The entries below should be written out again exactly as they stand.

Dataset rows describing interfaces
☆ ☆ ☆
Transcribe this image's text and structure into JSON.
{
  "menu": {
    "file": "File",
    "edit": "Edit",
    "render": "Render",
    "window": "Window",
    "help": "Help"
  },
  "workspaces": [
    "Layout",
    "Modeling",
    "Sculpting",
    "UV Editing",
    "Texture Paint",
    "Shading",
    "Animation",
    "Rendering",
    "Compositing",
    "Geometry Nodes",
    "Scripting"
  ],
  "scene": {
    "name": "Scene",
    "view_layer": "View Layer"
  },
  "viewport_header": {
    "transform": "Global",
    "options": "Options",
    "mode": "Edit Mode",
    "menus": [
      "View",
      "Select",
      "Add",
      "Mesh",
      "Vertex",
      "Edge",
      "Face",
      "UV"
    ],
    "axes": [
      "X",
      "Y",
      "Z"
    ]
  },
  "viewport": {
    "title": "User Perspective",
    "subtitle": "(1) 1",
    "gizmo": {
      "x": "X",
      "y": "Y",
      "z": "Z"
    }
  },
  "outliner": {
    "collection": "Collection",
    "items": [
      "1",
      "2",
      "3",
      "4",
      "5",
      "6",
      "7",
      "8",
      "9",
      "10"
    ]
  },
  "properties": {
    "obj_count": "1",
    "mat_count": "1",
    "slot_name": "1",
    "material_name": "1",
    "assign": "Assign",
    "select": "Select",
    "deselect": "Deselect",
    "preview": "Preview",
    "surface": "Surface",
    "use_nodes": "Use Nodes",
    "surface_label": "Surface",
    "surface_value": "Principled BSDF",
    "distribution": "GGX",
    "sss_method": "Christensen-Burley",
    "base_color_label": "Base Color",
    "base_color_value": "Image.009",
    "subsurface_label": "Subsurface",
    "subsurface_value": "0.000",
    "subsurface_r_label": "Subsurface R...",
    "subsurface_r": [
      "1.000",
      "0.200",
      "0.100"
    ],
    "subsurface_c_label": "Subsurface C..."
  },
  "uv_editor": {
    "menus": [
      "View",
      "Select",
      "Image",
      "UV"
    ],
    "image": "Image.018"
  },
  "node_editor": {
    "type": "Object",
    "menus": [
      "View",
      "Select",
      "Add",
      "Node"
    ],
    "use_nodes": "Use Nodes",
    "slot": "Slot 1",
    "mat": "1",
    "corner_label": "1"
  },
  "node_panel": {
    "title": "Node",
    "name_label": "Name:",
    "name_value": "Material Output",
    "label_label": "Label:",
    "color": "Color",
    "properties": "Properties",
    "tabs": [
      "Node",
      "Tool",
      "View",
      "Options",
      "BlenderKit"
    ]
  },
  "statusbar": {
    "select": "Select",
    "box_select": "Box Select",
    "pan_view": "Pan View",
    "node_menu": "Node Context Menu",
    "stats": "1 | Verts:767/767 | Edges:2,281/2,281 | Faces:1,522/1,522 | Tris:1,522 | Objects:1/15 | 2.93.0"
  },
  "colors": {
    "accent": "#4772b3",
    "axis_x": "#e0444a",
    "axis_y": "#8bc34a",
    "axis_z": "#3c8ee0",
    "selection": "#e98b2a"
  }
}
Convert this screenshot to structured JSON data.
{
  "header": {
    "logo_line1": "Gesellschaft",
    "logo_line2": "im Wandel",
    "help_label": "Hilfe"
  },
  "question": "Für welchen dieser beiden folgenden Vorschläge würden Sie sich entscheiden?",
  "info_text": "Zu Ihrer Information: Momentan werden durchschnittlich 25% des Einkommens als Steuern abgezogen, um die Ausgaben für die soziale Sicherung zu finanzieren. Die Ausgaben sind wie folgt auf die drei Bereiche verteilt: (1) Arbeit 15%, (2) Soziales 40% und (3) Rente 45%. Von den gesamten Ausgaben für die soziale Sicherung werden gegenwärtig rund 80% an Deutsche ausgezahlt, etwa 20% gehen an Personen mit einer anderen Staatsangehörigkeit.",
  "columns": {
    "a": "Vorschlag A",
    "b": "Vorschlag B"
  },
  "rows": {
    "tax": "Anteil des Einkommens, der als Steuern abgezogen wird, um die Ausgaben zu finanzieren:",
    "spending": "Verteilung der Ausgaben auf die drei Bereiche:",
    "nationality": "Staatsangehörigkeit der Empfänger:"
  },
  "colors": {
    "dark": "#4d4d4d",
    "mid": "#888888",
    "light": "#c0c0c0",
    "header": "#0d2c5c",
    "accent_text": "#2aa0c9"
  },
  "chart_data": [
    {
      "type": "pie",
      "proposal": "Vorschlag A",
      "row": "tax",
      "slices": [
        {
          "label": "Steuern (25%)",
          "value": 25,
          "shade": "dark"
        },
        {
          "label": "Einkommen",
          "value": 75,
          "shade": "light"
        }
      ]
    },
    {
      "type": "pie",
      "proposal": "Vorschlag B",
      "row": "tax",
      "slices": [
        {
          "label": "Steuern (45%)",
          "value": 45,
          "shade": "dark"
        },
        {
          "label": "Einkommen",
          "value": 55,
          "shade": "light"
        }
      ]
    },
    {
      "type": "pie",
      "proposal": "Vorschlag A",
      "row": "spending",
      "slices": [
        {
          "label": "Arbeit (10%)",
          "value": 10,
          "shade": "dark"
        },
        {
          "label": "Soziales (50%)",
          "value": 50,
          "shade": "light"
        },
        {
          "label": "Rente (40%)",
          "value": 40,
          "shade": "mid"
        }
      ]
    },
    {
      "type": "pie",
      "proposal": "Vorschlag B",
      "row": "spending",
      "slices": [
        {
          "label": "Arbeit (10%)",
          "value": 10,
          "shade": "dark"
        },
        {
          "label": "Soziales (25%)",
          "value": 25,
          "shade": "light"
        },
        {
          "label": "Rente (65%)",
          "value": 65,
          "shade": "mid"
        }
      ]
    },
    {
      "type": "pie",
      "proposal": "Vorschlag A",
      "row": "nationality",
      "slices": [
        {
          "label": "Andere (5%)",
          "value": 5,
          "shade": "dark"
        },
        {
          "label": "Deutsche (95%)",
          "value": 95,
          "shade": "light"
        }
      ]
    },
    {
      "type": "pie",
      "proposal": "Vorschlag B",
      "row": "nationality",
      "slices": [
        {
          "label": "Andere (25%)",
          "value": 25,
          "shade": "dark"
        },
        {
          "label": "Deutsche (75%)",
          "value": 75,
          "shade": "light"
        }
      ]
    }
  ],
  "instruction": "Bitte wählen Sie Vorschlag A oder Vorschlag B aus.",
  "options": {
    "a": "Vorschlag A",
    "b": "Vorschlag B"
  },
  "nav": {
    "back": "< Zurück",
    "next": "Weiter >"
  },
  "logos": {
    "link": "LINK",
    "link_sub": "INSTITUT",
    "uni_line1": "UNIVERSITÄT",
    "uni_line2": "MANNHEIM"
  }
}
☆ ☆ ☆
Written reply
Transcribe this image's text and structure into JSON.
{
  "menu": {
    "file": "File",
    "edit": "Edit",
    "render": "Render",
    "window": "Window",
    "help": "Help"
  },
  "workspaces": [
    "Layout",
    "Modeling",
    "Sculpting",
    "UV Editing",
    "Texture Paint",
    "Shading",
    "Animation",
    "Rendering",
    "Compositing",
    "Geometry Nodes",
    "Scripting"
  ],
  "scene": {
    "name": "Scene",
    "view_layer": "View Layer"
  },
  "viewport_header": {
    "transform": "Global",
    "options": "Options",
    "mode": "Edit Mode",
    "menus": [
      "View",
      "Select",
      "Add",
      "Mesh",
      "Vertex",
      "Edge",
      "Face",
      "UV"
    ],
    "axes": [
      "X",
      "Y",
      "Z"
    ]
  },
  "viewport": {
    "title": "User Perspective",
    "subtitle": "(1) 1",
    "gizmo": {
      "x": "X",
      "y": "Y",
      "z": "Z"
    }
  },
  "outliner": {
    "collection": "Collection",
    "items": [
      "1",
      "2",
      "3",
      "4",
      "5",
      "6",
      "7",
      "8",
      "9",
      "10"
    ]
  },
  "properties": {
    "obj_count": "1",
    "mat_count": "1",
    "slot_name": "1",
    "material_name": "1",
    "assign": "Assign",
    "select": "Select",
    "deselect": "Deselect",
    "preview": "Preview",
    "surface": "Surface",
    "use_nodes": "Use Nodes",
    "surface_label": "Surface",
    "surface_value": "Principled BSDF",
    "distribution": "GGX",
    "sss_method": "Christensen-Burley",
    "base_color_label": "Base Color",
    "base_color_value": "Image.009",
    "subsurface_label": "Subsurface",
    "subsurface_value": "0.000",
    "subsurface_r_label": "Subsurface R...",
    "subsurface_r": [
      "1.000",
      "0.200",
      "0.100"
    ],
    "subsurface_c_label": "Subsurface C..."
  },
  "uv_editor": {
    "menus": [
      "View",
      "Select",
      "Image",
      "UV"
    ],
    "image": "Image.018"
  },
  "node_editor": {
    "type": "Object",
    "menus": [
      "View",
      "Select",
      "Add",
      "Node"
    ],
    "use_nodes": "Use Nodes",
    "slot": "Slot 1",
    "mat": "1",
    "corner_label": "1"
  },
  "node_panel": {
    "title": "Node",
    "name_label": "Name:",
    "name_value": "Material Output",
    "label_label": "Label:",
    "color": "Color",
    "properties": "Properties",
    "tabs": [
      "Node",
      "Tool",
      "View",
      "Options",
      "BlenderKit"
    ]
  },
  "statusbar": {
    "select": "Select",
    "box_select": "Box Select",
    "pan_view": "Pan View",
    "node_menu": "Node Context Menu",
    "stats": "1 | Verts:767/767 | Edges:2,281/2,281 | Faces:1,522/1,522 | Tris:1,522 | Objects:1/15 | 2.93.0"
  },
  "colors": {
    "accent": "#4772b3",
    "axis_x": "#e0444a",
    "axis_y": "#8bc34a",
    "axis_z": "#3c8ee0",
    "selection": "#e98b2a"
  }
}
Convert this screenshot to structured JSON data.
{
  "header": {
    "logo_line1": "Gesellschaft",
    "logo_line2": "im Wandel",
    "help_label": "Hilfe"
  },
  "question": "Für welchen dieser beiden folgenden Vorschläge würden Sie sich entscheiden?",
  "info_text": "Zu Ihrer Information: Momentan werden durchschnittlich 25% des Einkommens als Steuern abgezogen, um die Ausgaben für die soziale Sicherung zu finanzieren. Die Ausgaben sind wie folgt auf die drei Bereiche verteilt: (1) Arbeit 15%, (2) Soziales 40% und (3) Rente 45%. Von den gesamten Ausgaben für die soziale Sicherung werden gegenwärtig rund 80% an Deutsche ausgezahlt, etwa 20% gehen an Personen mit einer anderen Staatsangehörigkeit.",
  "columns": {
    "a": "Vorschlag A",
    "b": "Vorschlag B"
  },
  "rows": {
    "tax": "Anteil des Einkommens, der als Steuern abgezogen wird, um die Ausgaben zu finanzieren:",
    "spending": "Verteilung der Ausgaben auf die drei Bereiche:",
    "nationality": "Staatsangehörigkeit der Empfänger:"
  },
  "colors": {
    "dark": "#4d4d4d",
    "mid": "#888888",
    "light": "#c0c0c0",
    "header": "#0d2c5c",
    "accent_text": "#2aa0c9"
  },
  "chart_data": [
    {
      "type": "pie",
      "proposal": "Vorschlag A",
      "row": "tax",
      "slices": [
        {
          "label": "Steuern (25%)",
          "value": 25,
          "shade": "dark"
        },
        {
          "label": "Einkommen",
          "value": 75,
          "shade": "light"
        }
      ]
    },
    {
      "type": "pie",
      "proposal": "Vorschlag B",
      "row": "tax",
      "slices": [
        {
          "label": "Steuern (45%)",
          "value": 45,
          "shade": "dark"
        },
        {
          "label": "Einkommen",
          "value": 55,
          "shade": "light"
        }
      ]
    },
    {
      "type": "pie",
      "proposal": "Vorschlag A",
      "row": "spending",
      "slices": [
        {
          "label": "Arbeit (10%)",
          "value": 10,
          "shade": "dark"
        },
        {
          "label": "Soziales (50%)",
          "value": 50,
          "shade": "light"
        },
        {
          "label": "Rente (40%)",
          "value": 40,
          "shade": "mid"
        }
      ]
    },
    {
      "type": "pie",
      "proposal": "Vorschlag B",
      "row": "spending",
      "slices": [
        {
          "label": "Arbeit (10%)",
          "value": 10,
          "shade": "dark"
        },
        {
          "label": "Soziales (25%)",
          "value": 25,
          "shade": "light"
        },
        {
          "label": "Rente (65%)",
          "value": 65,
          "shade": "mid"
        }
      ]
    },
    {
      "type": "pie",
      "proposal": "Vorschlag A",
      "row": "nationality",
      "slices": [
        {
          "label": "Andere (5%)",
          "value": 5,
          "shade": "dark"
        },
        {
          "label": "Deutsche (95%)",
          "value": 95,
          "shade": "light"
        }
      ]
    },
    {
      "type": "pie",
      "proposal": "Vorschlag B",
      "row": "nationality",
      "slices": [
        {
          "label": "Andere (25%)",
          "value": 25,
          "shade": "dark"
        },
        {
          "label": "Deutsche (75%)",
          "value": 75,
          "shade": "light"
        }
      ]
    }
  ],
  "instruction": "Bitte wählen Sie Vorschlag A oder Vorschlag B aus.",
  "options": {
    "a": "Vorschlag A",
    "b": "Vorschlag B"
  },
  "nav": {
    "back": "< Zurück",
    "next": "Weiter >"
  },
  "logos": {
    "link": "LINK",
    "link_sub": "INSTITUT",
    "uni_line1": "UNIVERSITÄT",
    "uni_line2": "MANNHEIM"
  }
}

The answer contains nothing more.